__Your goal__. A word-for-word copy of the entries is the only acceptable reply.

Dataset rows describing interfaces
________________
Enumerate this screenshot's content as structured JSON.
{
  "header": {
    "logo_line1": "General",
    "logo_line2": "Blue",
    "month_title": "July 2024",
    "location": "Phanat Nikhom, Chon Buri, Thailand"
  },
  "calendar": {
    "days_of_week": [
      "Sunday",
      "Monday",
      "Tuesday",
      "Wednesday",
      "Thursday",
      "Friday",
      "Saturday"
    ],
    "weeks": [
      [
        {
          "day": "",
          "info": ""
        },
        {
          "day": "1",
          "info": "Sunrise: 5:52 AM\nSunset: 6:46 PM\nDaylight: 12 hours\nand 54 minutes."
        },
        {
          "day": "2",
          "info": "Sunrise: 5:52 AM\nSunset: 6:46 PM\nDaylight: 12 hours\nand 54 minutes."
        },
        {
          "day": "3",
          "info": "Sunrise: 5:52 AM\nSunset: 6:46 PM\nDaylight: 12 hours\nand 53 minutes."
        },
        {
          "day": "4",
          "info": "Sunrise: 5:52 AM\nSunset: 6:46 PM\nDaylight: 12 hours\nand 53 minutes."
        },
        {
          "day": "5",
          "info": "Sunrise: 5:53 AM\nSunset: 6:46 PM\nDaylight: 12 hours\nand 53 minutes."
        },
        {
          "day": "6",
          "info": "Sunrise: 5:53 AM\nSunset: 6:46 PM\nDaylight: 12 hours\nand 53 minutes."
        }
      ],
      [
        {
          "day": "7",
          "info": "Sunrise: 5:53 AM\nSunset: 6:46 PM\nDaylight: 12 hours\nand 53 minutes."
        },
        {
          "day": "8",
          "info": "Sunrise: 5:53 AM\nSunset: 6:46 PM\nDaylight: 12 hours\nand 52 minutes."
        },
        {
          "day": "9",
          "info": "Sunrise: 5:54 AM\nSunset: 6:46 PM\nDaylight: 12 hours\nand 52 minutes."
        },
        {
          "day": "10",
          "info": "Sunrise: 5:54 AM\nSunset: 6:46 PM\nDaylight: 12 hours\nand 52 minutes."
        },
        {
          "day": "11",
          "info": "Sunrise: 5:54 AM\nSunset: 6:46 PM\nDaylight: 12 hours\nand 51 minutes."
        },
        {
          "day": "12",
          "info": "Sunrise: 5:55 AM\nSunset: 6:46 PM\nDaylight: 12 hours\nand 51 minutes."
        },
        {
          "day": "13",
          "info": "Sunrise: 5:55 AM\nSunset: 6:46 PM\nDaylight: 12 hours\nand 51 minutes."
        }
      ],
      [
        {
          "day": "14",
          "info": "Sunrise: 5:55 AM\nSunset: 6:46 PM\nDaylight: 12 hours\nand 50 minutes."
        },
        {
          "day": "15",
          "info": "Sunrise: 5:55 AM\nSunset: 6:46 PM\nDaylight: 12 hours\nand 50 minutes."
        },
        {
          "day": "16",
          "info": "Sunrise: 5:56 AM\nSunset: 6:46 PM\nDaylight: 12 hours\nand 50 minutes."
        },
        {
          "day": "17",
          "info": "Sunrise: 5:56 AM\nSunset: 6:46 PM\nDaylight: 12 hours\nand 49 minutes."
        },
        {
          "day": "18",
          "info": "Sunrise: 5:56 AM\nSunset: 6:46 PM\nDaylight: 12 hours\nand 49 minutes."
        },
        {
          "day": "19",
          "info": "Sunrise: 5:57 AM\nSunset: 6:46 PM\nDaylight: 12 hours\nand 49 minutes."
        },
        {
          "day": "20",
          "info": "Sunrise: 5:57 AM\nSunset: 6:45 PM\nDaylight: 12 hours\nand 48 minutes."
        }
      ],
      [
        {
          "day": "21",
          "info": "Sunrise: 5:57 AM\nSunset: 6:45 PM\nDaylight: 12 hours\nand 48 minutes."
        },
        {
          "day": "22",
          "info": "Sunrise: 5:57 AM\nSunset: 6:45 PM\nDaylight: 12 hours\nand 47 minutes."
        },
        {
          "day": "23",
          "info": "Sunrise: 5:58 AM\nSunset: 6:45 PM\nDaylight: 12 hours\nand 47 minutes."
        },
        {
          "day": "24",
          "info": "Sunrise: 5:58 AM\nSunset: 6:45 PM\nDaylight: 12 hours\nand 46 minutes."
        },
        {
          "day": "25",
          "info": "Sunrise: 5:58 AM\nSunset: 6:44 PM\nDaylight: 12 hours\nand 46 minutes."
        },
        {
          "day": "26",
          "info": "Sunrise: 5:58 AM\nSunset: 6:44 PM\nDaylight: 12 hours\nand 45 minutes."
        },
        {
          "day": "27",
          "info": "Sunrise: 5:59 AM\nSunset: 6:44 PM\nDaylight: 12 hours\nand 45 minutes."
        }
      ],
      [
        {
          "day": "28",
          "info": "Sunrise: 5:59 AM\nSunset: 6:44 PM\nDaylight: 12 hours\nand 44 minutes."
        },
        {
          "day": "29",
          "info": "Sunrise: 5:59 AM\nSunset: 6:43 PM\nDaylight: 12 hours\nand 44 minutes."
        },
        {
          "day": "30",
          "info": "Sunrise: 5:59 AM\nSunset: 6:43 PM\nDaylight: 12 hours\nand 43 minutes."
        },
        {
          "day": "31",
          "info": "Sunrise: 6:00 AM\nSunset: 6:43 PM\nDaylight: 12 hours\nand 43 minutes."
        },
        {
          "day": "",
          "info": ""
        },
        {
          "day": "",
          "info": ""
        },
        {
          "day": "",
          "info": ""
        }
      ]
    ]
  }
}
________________
__Written answer__.
Enumerate this screenshot's content as structured JSON.
{
  "header": {
    "logo_line1": "General",
    "logo_line2": "Blue",
    "month_title": "July 2024",
    "location": "Phanat Nikhom, Chon Buri, Thailand"
  },
  "calendar": {
    "days_of_week": [
      "Sunday",
      "Monday",
      "Tuesday",
      "Wednesday",
      "Thursday",
      "Friday",
      "Saturday"
    ],
    "weeks": [
      [
        {
          "day": "",
          "info": ""
        },
        {
          "day": "1",
          "info": "Sunrise: 5:52 AM\nSunset: 6:46 PM\nDaylight: 12 hours\nand 54 minutes."
        },
        {
          "day": "2",
          "info": "Sunrise: 5:52 AM\nSunset: 6:46 PM\nDaylight: 12 hours\nand 54 minutes."
        },
        {
          "day": "3",
          "info": "Sunrise: 5:52 AM\nSunset: 6:46 PM\nDaylight: 12 hours\nand 53 minutes."
        },
        {
          "day": "4",
          "info": "Sunrise: 5:52 AM\nSunset: 6:46 PM\nDaylight: 12 hours\nand 53 minutes."
        },
        {
          "day": "5",
          "info": "Sunrise: 5:53 AM\nSunset: 6:46 PM\nDaylight: 12 hours\nand 53 minutes."
        },
        {
          "day": "6",
          "info": "Sunrise: 5:53 AM\nSunset: 6:46 PM\nDaylight: 12 hours\nand 53 minutes."
        }
      ],
      [
        {
          "day": "7",
          "info": "Sunrise: 5:53 AM\nSunset: 6:46 PM\nDaylight: 12 hours\nand 53 minutes."
        },
        {
          "day": "8",
          "info": "Sunrise: 5:53 AM\nSunset: 6:46 PM\nDaylight: 12 hours\nand 52 minutes."
        },
        {
          "day": "9",
          "info": "Sunrise: 5:54 AM\nSunset: 6:46 PM\nDaylight: 12 hours\nand 52 minutes."
        },
        {
          "day": "10",
          "info": "Sunrise: 5:54 AM\nSunset: 6:46 PM\nDaylight: 12 hours\nand 52 minutes."
        },
        {
          "day": "11",
          "info": "Sunrise: 5:54 AM\nSunset: 6:46 PM\nDaylight: 12 hours\nand 51 minutes."
        },
        {
          "day": "12",
          "info": "Sunrise: 5:55 AM\nSunset: 6:46 PM\nDaylight: 12 hours\nand 51 minutes."
        },
        {
          "day": "13",
          "info": "Sunrise: 5:55 AM\nSunset: 6:46 PM\nDaylight: 12 hours\nand 51 minutes."
        }
      ],
      [
        {
          "day": "14",
          "info": "Sunrise: 5:55 AM\nSunset: 6:46 PM\nDaylight: 12 hours\nand 50 minutes."
        },
        {
          "day": "15",
          "info": "Sunrise: 5:55 AM\nSunset: 6:46 PM\nDaylight: 12 hours\nand 50 minutes."
        },
        {
          "day": "16",
          "info": "Sunrise: 5:56 AM\nSunset: 6:46 PM\nDaylight: 12 hours\nand 50 minutes."
        },
        {
          "day": "17",
          "info": "Sunrise: 5:56 AM\nSunset: 6:46 PM\nDaylight: 12 hours\nand 49 minutes."
        },
        {
          "day": "18",
          "info": "Sunrise: 5:56 AM\nSunset: 6:46 PM\nDaylight: 12 hours\nand 49 minutes."
        },
        {
          "day": "19",
          "info": "Sunrise: 5:57 AM\nSunset: 6:46 PM\nDaylight: 12 hours\nand 49 minutes."
        },
        {
          "day": "20",
          "info": "Sunrise: 5:57 AM\nSunset: 6:45 PM\nDaylight: 12 hours\nand 48 minutes."
        }
      ],
      [
        {
          "day": "21",
          "info": "Sunrise: 5:57 AM\nSunset: 6:45 PM\nDaylight: 12 hours\nand 48 minutes."
        },
        {
          "day": "22",
          "info": "Sunrise: 5:57 AM\nSunset: 6:45 PM\nDaylight: 12 hours\nand 47 minutes."
        },
        {
          "day": "23",
          "info": "Sunrise: 5:58 AM\nSunset: 6:45 PM\nDaylight: 12 hours\nand 47 minutes."
        },
        {
          "day": "24",
          "info": "Sunrise: 5:58 AM\nSunset: 6:45 PM\nDaylight: 12 hours\nand 46 minutes."
        },
        {
          "day": "25",
          "info": "Sunrise: 5:58 AM\nSunset: 6:44 PM\nDaylight: 12 hours\nand 46 minutes."
        },
        {
          "day": "26",
          "info": "Sunrise: 5:58 AM\nSunset: 6:44 PM\nDaylight: 12 hours\nand 45 minutes."
        },
        {
          "day": "27",
          "info": "Sunrise: 5:59 AM\nSunset: 6:44 PM\nDaylight: 12 hours\nand 45 minutes."
        }
      ],
      [
        {
          "day": "28",
          "info": "Sunrise: 5:59 AM\nSunset: 6:44 PM\nDaylight: 12 hours\nand 44 minutes."
        },
        {
          "day": "29",
          "info": "Sunrise: 5:59 AM\nSunset: 6:43 PM\nDaylight: 12 hours\nand 44 minutes."
        },
        {
          "day": "30",
          "info": "Sunrise: 5:59 AM\nSunset: 6:43 PM\nDaylight: 12 hours\nand 43 minutes."
        },
        {
          "day": "31",
          "info": "Sunrise: 6:00 AM\nSunset: 6:43 PM\nDaylight: 12 hours\nand 43 minutes."
        },
        {
          "day": "",
          "info": ""
        },
        {
          "day": "",
          "info": ""
        },
        {
          "day": "",
          "info": ""
        }
      ]
    ]
  }
}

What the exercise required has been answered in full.